*Task requirements:* Within the records, which lines hold the string "value"? Report each one by copying it.

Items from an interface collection
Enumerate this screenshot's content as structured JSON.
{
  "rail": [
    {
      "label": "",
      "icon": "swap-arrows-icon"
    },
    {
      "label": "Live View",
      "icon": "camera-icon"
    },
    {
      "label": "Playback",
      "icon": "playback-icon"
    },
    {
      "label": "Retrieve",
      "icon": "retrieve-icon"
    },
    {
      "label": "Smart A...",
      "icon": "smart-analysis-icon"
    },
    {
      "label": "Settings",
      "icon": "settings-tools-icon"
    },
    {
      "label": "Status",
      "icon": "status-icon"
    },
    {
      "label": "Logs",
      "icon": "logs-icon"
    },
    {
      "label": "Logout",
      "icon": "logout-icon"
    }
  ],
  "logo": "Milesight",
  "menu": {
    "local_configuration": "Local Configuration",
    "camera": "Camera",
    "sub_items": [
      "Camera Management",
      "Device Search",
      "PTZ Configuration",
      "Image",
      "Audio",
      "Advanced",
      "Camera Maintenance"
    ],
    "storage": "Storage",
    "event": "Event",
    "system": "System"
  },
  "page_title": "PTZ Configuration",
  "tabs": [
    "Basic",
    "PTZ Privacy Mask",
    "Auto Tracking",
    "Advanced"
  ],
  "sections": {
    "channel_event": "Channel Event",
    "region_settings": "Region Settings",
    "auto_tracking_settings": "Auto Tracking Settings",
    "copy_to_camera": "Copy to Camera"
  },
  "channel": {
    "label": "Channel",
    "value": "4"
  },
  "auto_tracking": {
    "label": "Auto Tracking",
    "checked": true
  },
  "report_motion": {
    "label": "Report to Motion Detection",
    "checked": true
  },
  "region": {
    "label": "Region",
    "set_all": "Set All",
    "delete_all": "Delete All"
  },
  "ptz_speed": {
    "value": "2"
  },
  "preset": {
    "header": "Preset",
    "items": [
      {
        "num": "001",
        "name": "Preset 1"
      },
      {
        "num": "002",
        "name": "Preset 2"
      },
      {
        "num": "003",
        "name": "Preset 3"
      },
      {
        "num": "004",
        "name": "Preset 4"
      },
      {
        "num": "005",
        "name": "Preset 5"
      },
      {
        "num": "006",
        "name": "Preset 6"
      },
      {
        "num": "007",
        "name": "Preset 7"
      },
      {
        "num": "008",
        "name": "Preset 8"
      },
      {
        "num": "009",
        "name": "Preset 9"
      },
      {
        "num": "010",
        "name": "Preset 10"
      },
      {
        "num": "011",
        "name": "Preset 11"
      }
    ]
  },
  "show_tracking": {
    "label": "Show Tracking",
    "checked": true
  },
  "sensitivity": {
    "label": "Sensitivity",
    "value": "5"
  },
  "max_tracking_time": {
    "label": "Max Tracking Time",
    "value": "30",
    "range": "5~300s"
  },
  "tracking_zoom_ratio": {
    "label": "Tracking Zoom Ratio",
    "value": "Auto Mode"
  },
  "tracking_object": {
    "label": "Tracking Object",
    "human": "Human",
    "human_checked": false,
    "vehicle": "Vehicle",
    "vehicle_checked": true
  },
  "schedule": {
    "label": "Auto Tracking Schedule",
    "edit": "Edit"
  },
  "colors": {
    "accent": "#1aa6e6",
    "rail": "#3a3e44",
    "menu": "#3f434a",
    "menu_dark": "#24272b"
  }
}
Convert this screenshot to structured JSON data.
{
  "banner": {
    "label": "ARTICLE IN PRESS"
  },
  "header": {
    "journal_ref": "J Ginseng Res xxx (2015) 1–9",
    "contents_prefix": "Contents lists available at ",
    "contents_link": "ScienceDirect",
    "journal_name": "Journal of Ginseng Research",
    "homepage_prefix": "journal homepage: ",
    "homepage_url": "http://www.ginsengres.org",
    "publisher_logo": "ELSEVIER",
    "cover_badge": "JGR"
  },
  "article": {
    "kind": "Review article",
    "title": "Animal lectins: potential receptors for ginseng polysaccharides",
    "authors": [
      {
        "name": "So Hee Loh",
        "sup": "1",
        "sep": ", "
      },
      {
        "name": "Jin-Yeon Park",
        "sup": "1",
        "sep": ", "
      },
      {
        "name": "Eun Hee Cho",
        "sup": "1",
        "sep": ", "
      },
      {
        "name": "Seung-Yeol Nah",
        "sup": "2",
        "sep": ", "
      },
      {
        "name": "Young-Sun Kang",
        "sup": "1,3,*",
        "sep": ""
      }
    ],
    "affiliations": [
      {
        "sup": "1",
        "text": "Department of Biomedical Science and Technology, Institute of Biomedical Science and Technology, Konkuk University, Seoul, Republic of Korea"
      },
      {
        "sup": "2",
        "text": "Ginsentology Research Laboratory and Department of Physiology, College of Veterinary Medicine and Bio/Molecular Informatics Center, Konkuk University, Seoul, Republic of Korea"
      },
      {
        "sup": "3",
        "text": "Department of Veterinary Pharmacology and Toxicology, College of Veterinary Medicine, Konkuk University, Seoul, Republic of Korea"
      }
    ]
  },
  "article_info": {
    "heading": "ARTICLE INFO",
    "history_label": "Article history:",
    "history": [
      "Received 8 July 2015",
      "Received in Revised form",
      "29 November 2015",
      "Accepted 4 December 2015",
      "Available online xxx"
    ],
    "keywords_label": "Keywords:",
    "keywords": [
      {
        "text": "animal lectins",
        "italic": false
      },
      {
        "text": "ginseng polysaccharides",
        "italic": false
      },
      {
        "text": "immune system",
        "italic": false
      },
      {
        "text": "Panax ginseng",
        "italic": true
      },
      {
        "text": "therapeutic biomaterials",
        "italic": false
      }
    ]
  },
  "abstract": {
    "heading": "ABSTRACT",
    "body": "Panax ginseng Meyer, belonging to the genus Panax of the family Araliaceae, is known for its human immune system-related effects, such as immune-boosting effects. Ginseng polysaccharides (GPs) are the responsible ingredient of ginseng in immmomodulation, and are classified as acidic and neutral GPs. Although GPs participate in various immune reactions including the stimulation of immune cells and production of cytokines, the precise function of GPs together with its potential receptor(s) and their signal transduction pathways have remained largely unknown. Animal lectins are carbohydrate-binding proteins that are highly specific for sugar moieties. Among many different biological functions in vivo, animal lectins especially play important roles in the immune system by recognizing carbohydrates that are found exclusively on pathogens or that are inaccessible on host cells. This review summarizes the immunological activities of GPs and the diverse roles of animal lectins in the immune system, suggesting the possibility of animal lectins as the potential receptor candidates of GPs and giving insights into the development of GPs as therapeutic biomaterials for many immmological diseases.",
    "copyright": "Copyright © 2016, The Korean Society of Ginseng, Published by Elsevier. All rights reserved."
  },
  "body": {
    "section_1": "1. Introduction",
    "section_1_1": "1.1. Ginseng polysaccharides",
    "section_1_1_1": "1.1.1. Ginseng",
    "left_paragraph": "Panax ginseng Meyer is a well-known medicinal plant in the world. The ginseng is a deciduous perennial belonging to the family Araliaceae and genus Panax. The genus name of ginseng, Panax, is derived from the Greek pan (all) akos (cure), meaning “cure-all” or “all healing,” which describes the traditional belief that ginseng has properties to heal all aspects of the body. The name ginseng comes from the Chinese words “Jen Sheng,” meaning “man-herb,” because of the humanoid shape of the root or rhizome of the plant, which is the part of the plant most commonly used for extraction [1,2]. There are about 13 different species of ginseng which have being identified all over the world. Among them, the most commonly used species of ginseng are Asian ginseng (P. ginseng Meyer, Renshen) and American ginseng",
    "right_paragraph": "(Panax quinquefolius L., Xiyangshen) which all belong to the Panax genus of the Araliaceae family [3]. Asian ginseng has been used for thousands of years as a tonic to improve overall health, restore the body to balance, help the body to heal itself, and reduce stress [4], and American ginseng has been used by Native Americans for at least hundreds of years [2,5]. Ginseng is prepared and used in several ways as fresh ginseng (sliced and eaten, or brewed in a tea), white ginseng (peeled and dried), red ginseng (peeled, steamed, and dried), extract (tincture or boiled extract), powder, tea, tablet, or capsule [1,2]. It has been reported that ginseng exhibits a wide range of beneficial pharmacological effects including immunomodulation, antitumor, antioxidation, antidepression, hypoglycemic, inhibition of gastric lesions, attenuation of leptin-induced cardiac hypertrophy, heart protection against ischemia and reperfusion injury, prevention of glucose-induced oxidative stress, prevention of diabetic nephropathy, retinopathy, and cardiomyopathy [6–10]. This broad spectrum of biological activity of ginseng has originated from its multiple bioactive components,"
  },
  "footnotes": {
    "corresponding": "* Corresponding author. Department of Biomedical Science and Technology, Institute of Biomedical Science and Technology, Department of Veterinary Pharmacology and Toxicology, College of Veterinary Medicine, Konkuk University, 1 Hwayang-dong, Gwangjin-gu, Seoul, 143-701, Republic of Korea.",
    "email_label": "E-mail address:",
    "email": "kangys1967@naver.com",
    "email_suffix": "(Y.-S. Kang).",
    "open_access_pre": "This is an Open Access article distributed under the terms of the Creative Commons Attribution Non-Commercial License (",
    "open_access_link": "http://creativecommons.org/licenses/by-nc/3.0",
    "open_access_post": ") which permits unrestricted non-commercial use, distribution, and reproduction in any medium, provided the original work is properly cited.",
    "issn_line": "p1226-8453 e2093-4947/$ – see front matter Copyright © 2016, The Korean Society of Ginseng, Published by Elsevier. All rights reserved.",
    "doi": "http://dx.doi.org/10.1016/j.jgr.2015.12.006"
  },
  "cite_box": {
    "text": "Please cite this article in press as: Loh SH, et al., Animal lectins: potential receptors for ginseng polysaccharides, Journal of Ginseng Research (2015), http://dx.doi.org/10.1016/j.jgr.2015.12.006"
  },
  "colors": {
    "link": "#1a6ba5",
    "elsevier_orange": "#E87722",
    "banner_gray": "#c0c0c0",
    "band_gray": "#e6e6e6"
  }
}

*The answer:*
    "value": "4"
    "value": "2"
    "value": "5"
    "value": "30",
    "value": "Auto Mode"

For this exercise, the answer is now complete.